By Daron Bedrosyan
Like many young adults in this country, I am a first generation Canadian. My parents both left their native Turkey as lonely teenagers immediately after completing high school to pursue higher education and wider opportunities in Canada. But migration is nothing new to my family – each generation since the start of the 20th century has gone through major re-settlements. My family’s story spans from rural villages in Eastern Turkey, to the urban heart of Istanbul, to the freedoms we now enjoy in Canada. It is a story of ongoing persecution, resettlement and hard work that is certainly not unique to refugees. I owe my parents a great deal for focusing my family perspective on important goals our ancestors passed on to us. We have tried to keep these goals consistent throughout each generation of migration:
- The importance of family for basic survival and health;
- The pursuit of a quality education by any means necessary;
- And the ambition to integrate, advance and be involved in the progress of whatever new society we are settled in.
These are migrants’ goals for settlement and betterment that we all share as Canadians and as human beings. To this day, I remain grateful to my grandfather for instilling this perspective in us after his unlikely survival of the First World War in the Ottoman Empire, in modern-day Turkey.
My grandfather Haig was born in 1915 in a small village in Eastern Turkey named Lice (pronounced Lee – jeh). During his mother’s pregnancy, his father was taken from their Lice home by Ottoman officials. Beginning in April 1915, all Armenian men in Armenian villages were marched on deportations to unannounced locations where they were supposed to be resettled as labourers. In the years that followed during the war, Ottoman soldiers began deporting the remaining Armenian women and children of these villages as well.
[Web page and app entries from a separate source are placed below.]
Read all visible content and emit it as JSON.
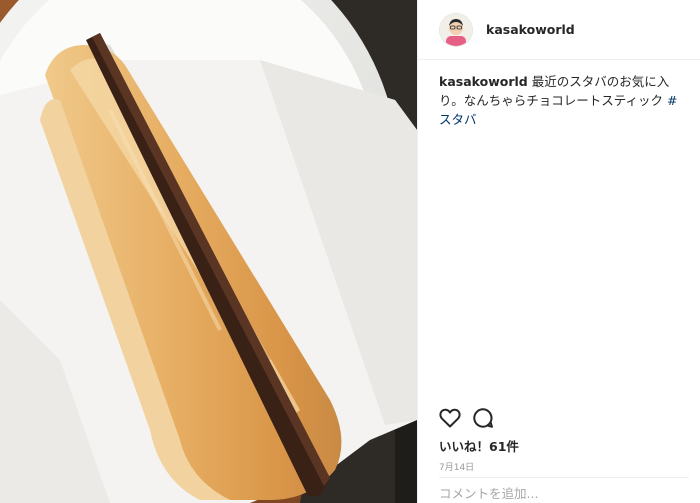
{
  "post": {
    "username": "kasakoworld",
    "caption_text": " 最近のスタバのお気に入り。なんちゃらチョコレートスティック ",
    "hashtag": "#スタバ",
    "likes_label": "いいね！61件",
    "date": "7月14日",
    "comment_placeholder": "コメントを追加..."
  },
  "icons": {
    "like": "heart-icon",
    "comment": "comment-icon"
  },
  "colors": {
    "text": "#262626",
    "hashtag": "#003569",
    "muted": "#999999",
    "table": "#8a4e25",
    "chocolate": "#3a2116",
    "pastry": "#e2a760"
  }
}
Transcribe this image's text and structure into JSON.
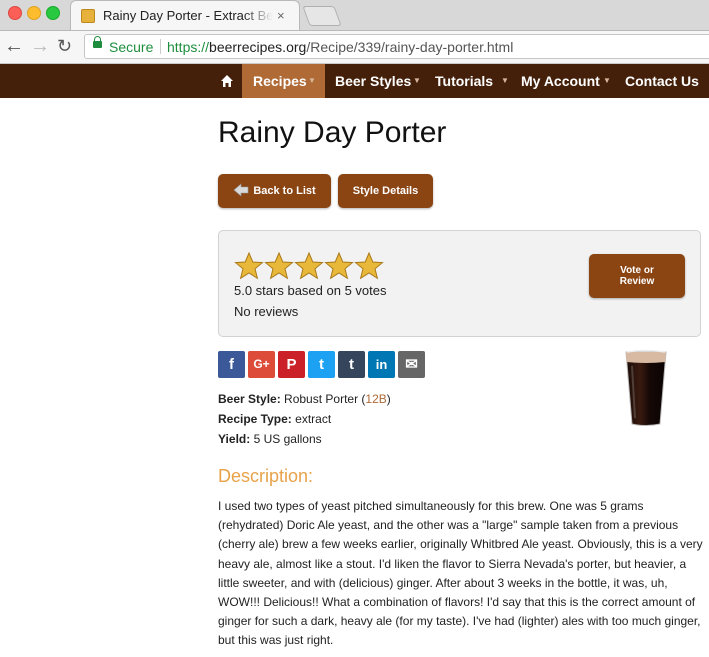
{
  "browser": {
    "tab_title": "Rainy Day Porter - Extract Beer Recipe",
    "tab_close": "×",
    "secure_label": "Secure",
    "url_protocol": "https://",
    "url_host": "beerrecipes.org",
    "url_path": "/Recipe/339/rainy-day-porter.html"
  },
  "nav": {
    "items": [
      {
        "label": "Recipes",
        "active": true,
        "has_caret": true
      },
      {
        "label": "Beer Styles",
        "has_caret": true
      },
      {
        "label": "Tutorials",
        "has_caret": true
      },
      {
        "label": "My Account",
        "has_caret": true
      },
      {
        "label": "Contact Us"
      }
    ],
    "caret": "▼",
    "home_icon": "home-icon"
  },
  "recipe": {
    "title": "Rainy Day Porter",
    "back_button": "Back to List",
    "style_button": "Style Details",
    "rating": {
      "stars": 5,
      "max_stars": 5,
      "summary": "5.0 stars based on 5 votes",
      "reviews": "No reviews",
      "vote_button": "Vote or Review"
    },
    "share_icons": [
      "facebook-icon",
      "google-plus-icon",
      "pinterest-icon",
      "twitter-icon",
      "tumblr-icon",
      "linkedin-icon",
      "email-icon"
    ],
    "share_glyphs": {
      "facebook": "f",
      "google_plus": "G+",
      "pinterest": "P",
      "twitter": "t",
      "tumblr": "t",
      "linkedin": "in",
      "email": "✉"
    },
    "beer_style_label": "Beer Style:",
    "beer_style_value": "Robust Porter (",
    "beer_style_code": "12B",
    "beer_style_close": ")",
    "recipe_type_label": "Recipe Type:",
    "recipe_type_value": "extract",
    "yield_label": "Yield:",
    "yield_value": "5 US gallons",
    "description_heading": "Description:",
    "description": "I used two types of yeast pitched simultaneously for this brew. One was 5 grams (rehydrated) Doric Ale yeast, and the other was a \"large\" sample taken from a previous (cherry ale) brew a few weeks earlier, originally Whitbred Ale yeast. Obviously, this is a very heavy ale, almost like a stout. I'd liken the flavor to Sierra Nevada's porter, but heavier, a little sweeter, and with (delicious) ginger. After about 3 weeks in the bottle, it was, uh, WOW!!! Delicious!! What a combination of flavors! I'd say that this is the correct amount of ginger for such a dark, heavy ale (for my taste). I've had (lighter) ales with too much ginger, but this was just right."
  },
  "colors": {
    "nav_bg": "#44200b",
    "nav_active": "#b06a36",
    "button": "#8b4513",
    "heading_accent": "#e8a24a"
  }
}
It was during these state-ordered deportations that the deaths of the majority of Armenians in the Ottoman Empire occurred at the hands of Ottoman soldiers – events that have been characterized as the Armenian Genocide.
Haig was fortunate to survive this tragedy as a refugee in his own homeland. His mother had to send him to live with her surviving relatives in Diyarbakir, the nearest city in Eastern Turkey. She instructed her relatives to ensure Haig would receive a high school education (not common at the time) and involve him in rebuilding what was left of their community after the war. Although Haig began his life in Diyarbakir like a refugee, he grew into a business owner and community leader with the help of his extended family. As a young adult raising his two sons, he realized that their opportunities to advance in Diyarbakir would be limited. Being Armenian and living in Eastern Turkey meant that they would face both religious and economic persecution. Haig wanted better for his family and his community.
Haig decided to move to Istanbul shortly after the birth of his first daughter, my mother Joy. Although he was starting over with his business and his family, he also dedicated as much of his time, if not more, to lead an organized effort to send Armenian children from Eastern Turkey to boarding school in Istanbul, with the hopes of easing the path for their families to move westward for better economic and educational opportunities. It was the same vision that ultimately motivated both Haig’s daughter and my father to each pursue their higher education in Canada. As members of the Christian Armenian minority in Turkey, they were essentially closed off from the public sector and corporate job markets. Without the capital to start their own businesses in Istanbul, they embraced the opportunity to earn a degree and a professional living in Canada.
Nearly half a century later, my brother and I face no such obstacles at the start of our adult lives. My mother and father have worked hard to make the most of their opportunities in Canada after they earned scholarships to the University of Toronto in the 1970s, thanks in large part to the quality education their parents worked hard to afford them in Istanbul. We are proud of our family’s history of resettlement just as much as the next Canadian, whether it spans from country to country, province to province, or town to town. It is this pride that inspires us to appreciate and contribute to a better Canada.